Ali Momeni and Jenny Schmid's Drawing Gutless Warrior, at Artists Image Resource on March 2, was presented in conjunction with Carnegie Mellon University's DRAW 2014 Symposium. Momeni and Schmid's drawing-and-projection performance was a short-term stand-alone interactive artwork. Technologically based and participatory, every element not only worked together, but it was transparent enough to be grasped. Audience members were invited to don one of the provided masks, perform a brief action (a spin, a dance step, an unexpected movement) that was videotaped and projected onto the wall along with others. The mask left people looser than late-night karaoke, and a changing panel of artists did spontaneous sketches that were added to the projected images along with labels such as "Worthless Billionaire." It was a fine example of what is now called a platform — not quite a performance by an artist and not quite an exhibit. Rather, this artist-created, flexible system solicited audience input and yielded changing output. Observe, participate, stay a minute or an hour, it was up to you. Like it or not — and the audience did indeed like it — this is where at least some art's been headed.

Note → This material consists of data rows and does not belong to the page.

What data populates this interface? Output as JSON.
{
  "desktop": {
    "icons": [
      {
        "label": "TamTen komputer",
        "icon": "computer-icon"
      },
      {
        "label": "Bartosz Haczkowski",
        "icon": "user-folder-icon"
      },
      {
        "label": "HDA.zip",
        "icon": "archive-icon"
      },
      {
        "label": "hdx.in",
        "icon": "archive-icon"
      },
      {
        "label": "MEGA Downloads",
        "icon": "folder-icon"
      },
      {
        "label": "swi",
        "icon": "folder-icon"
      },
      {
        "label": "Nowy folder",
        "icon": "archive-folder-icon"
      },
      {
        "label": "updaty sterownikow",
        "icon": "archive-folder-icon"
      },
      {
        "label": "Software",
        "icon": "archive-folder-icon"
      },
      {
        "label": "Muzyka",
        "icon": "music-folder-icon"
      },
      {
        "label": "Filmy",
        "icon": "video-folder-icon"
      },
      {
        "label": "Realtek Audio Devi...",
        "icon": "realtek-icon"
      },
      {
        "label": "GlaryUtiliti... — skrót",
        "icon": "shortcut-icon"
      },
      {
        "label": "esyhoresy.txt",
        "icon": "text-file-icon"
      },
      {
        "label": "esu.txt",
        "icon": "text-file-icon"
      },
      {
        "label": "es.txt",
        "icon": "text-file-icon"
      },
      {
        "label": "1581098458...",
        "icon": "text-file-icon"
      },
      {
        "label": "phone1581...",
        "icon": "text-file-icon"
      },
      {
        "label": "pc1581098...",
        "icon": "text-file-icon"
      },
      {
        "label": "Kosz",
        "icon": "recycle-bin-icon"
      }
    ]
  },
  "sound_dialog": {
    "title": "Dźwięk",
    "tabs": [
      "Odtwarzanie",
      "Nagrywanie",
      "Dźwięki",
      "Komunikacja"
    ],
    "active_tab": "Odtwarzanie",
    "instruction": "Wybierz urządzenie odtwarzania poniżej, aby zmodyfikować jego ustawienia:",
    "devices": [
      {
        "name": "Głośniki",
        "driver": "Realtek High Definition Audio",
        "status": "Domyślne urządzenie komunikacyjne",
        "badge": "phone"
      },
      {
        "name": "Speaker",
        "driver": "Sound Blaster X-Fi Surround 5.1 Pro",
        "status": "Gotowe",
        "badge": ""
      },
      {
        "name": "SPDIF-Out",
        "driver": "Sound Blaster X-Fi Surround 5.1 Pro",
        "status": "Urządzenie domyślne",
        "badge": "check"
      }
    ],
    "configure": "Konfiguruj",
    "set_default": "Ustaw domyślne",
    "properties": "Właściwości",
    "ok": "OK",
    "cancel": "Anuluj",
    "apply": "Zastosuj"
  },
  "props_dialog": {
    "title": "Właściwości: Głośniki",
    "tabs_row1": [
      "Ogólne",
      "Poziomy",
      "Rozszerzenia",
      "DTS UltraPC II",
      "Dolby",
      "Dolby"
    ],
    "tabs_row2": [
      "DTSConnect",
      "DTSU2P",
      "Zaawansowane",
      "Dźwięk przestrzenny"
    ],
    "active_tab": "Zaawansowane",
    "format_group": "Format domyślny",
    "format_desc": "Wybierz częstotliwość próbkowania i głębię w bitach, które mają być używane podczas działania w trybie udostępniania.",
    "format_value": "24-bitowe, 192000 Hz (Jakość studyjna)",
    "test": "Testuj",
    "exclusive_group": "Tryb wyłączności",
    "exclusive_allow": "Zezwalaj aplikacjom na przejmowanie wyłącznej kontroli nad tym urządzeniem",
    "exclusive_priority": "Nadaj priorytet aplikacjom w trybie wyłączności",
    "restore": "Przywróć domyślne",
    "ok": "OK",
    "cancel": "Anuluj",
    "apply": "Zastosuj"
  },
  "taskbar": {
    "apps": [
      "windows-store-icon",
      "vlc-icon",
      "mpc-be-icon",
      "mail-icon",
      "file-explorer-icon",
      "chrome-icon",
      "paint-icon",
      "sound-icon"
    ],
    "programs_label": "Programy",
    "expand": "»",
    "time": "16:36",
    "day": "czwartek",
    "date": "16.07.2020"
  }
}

For the Birds occupied the National Aviary's FliteZone Theater on May 5 and 11. A cross between a trained-animal show and a Dada performance, "For the Birds" was the brainchild of Tucker Marder and Daniel Allende, who enlisted lots of help from friends, acquaintances and Aviary staff, including skilled bird trainers, not to mention a macaw, a hawk, a snowy owl and vultures that flew freely within the theater. Marder and Allende represent a growing contingent of artists who are not performance artists as such but produce performances as a part of their art practice, while also making things. "For the Birds" featured outlandish costumes, percussion and movement, and birds doing bird tricks, all somehow tied together into what felt to me like an alien culture.
The Cultural District was already looking pretty snazzy with public art, spruced up façades, dramatic uplighting and maturing trees. Wood Street Galleries' Murray Horne (who, among other things, started the Pittsburgh Biennial) decided to do something about the lack of enough things to lock a bike to by commissioning artists to do something creative in a permanent, very public art form. Generously funded by the Colcom Foundation (disclosure: I was a member of the unpaid selection panel), the bike racks, permanently installed throughout the Cultural District, are clever, attractive and useful, and celebrate local artists while putting some money in their pockets. From what I hear, there may be more bike racks on the way, and more of a lot of this other stuff, too. Cheers to that, even if I won't manage to see all of it.